== Segment start ==
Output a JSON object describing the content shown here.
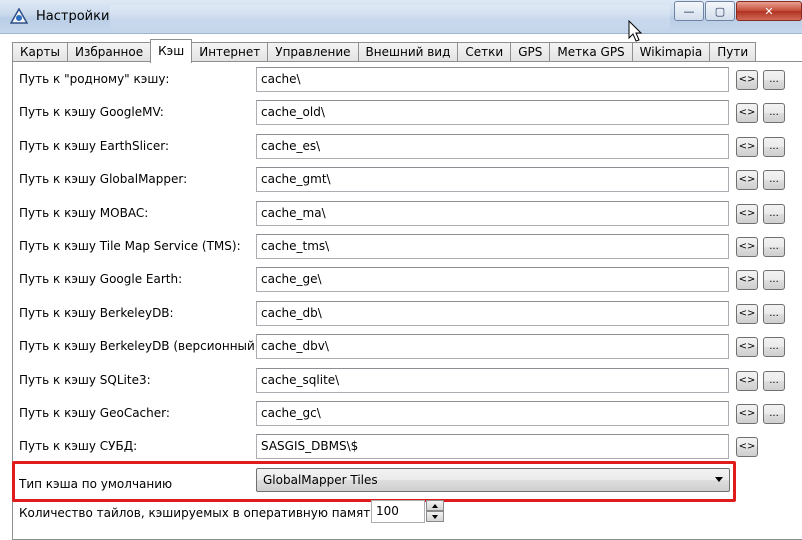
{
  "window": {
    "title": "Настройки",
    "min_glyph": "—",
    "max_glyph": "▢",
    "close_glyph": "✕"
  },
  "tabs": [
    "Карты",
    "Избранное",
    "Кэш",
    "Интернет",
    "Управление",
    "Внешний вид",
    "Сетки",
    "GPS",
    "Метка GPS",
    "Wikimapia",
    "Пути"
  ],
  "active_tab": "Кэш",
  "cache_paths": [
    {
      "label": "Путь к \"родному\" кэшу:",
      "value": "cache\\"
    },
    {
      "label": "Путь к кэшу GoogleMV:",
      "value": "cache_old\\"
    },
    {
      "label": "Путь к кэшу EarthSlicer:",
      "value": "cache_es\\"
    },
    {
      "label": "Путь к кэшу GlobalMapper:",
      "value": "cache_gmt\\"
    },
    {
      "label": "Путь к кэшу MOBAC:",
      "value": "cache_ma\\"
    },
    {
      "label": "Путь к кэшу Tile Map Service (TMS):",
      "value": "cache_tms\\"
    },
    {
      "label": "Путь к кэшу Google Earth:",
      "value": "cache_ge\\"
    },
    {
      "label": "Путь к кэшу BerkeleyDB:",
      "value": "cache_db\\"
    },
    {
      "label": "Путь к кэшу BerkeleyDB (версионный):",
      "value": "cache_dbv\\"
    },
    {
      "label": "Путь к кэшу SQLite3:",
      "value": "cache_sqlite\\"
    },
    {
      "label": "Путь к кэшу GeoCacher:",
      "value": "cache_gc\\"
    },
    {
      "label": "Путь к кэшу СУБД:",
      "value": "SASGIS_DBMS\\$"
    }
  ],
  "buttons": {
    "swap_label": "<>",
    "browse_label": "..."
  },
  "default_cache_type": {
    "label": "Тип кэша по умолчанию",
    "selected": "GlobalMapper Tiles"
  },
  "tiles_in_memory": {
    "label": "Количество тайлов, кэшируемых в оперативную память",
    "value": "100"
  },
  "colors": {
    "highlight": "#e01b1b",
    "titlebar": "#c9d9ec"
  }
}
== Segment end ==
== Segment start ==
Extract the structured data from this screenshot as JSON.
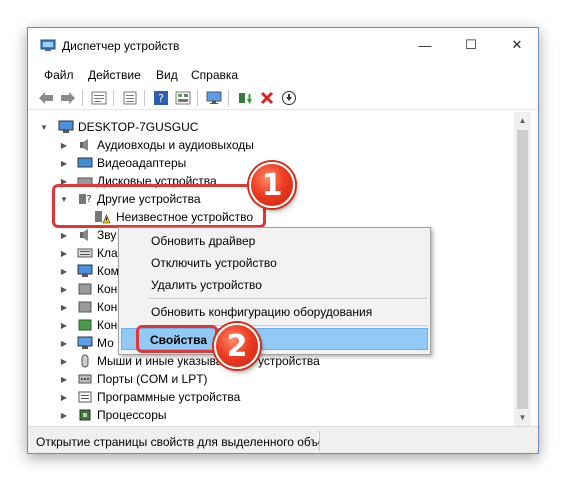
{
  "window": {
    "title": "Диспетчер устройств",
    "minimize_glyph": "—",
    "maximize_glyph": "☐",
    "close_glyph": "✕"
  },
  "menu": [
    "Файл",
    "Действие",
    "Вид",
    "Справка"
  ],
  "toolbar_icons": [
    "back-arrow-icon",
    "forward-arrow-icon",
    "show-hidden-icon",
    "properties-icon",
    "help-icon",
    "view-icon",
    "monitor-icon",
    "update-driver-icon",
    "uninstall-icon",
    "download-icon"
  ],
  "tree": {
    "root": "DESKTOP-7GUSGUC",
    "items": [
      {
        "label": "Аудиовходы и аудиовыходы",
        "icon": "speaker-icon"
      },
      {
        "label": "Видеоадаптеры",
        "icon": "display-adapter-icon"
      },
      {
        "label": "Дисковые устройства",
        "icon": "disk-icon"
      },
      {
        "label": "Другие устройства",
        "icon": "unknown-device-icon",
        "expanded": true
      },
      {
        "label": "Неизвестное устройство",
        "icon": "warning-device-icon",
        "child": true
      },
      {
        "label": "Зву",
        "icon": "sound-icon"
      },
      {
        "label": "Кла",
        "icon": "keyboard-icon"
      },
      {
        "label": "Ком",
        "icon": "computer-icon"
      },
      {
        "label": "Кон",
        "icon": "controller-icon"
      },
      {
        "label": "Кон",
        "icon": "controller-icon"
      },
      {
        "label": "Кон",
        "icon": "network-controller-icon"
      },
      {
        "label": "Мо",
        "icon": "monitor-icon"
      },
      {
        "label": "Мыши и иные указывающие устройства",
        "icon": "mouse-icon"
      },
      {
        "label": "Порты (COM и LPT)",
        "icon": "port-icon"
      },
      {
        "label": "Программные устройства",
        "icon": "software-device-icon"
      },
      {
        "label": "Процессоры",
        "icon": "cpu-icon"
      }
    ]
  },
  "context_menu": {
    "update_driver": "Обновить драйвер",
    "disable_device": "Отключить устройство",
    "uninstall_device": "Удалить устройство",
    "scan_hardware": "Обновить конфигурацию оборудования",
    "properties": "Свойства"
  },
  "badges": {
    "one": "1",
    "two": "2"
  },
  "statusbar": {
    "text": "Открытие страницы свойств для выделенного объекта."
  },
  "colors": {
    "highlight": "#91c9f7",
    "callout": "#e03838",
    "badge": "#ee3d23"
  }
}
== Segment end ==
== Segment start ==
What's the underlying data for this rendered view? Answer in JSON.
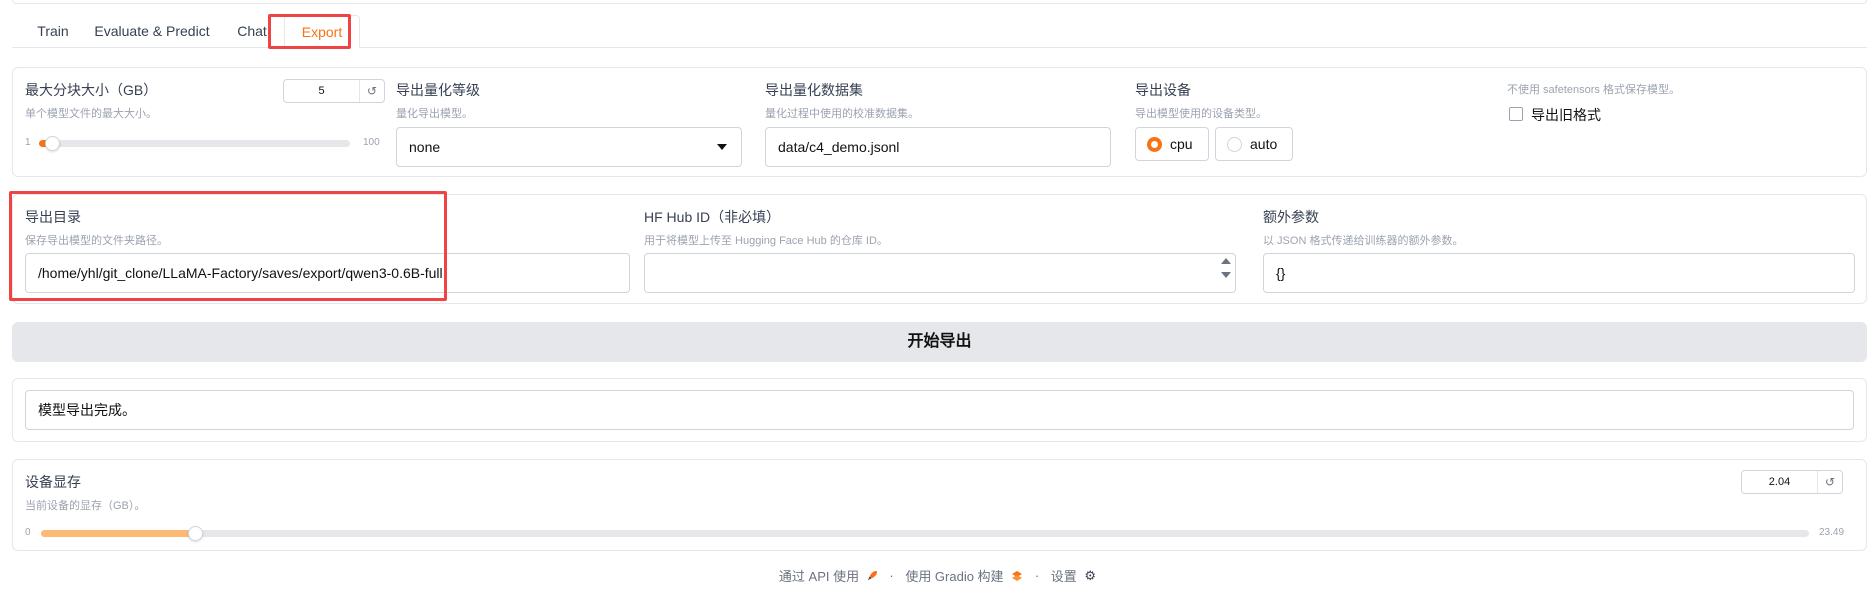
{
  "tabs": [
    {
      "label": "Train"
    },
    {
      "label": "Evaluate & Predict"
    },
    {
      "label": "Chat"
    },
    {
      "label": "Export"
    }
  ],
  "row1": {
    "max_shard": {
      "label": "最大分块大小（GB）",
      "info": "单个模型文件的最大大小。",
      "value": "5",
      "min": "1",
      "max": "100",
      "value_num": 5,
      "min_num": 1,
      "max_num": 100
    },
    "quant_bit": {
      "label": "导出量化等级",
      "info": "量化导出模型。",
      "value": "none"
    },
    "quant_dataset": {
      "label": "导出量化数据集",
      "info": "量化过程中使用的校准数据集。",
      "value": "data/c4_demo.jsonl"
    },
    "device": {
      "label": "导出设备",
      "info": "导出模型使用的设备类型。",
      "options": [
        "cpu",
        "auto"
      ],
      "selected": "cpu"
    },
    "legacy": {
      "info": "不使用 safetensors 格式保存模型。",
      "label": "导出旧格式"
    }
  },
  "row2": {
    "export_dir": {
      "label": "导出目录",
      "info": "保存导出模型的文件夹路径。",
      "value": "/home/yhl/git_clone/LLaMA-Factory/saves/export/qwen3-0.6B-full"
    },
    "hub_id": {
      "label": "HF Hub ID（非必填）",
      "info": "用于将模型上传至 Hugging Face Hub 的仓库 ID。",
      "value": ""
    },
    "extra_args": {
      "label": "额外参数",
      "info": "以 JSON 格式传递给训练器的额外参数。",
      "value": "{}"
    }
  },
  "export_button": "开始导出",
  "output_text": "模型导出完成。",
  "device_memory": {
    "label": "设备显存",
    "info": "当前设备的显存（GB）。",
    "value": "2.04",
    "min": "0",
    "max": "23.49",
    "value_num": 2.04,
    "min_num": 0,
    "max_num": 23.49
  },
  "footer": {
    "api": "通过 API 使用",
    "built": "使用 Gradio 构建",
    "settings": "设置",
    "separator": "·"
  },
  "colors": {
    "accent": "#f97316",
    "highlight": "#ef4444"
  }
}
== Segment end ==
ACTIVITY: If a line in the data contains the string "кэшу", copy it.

OUTPUT OF THE EXERCISE:
      "label": "Путь к \"родному\" кэшу:",
      "label": "Путь к кэшу GoogleMV:",
      "label": "Путь к кэшу EarthSlicer:",
      "label": "Путь к кэшу GlobalMapper:",
      "label": "Путь к кэшу MOBAC:",
      "label": "Путь к кэшу Tile Map Service (TMS):",
      "label": "Путь к кэшу Google Earth:",
      "label": "Путь к кэшу BerkeleyDB:",
      "label": "Путь к кэшу BerkeleyDB (версионный):",
      "label": "Путь к кэшу SQLite3:",
      "label": "Путь к кэшу GeoCacher:",
      "label": "Путь к кэшу СУБД:",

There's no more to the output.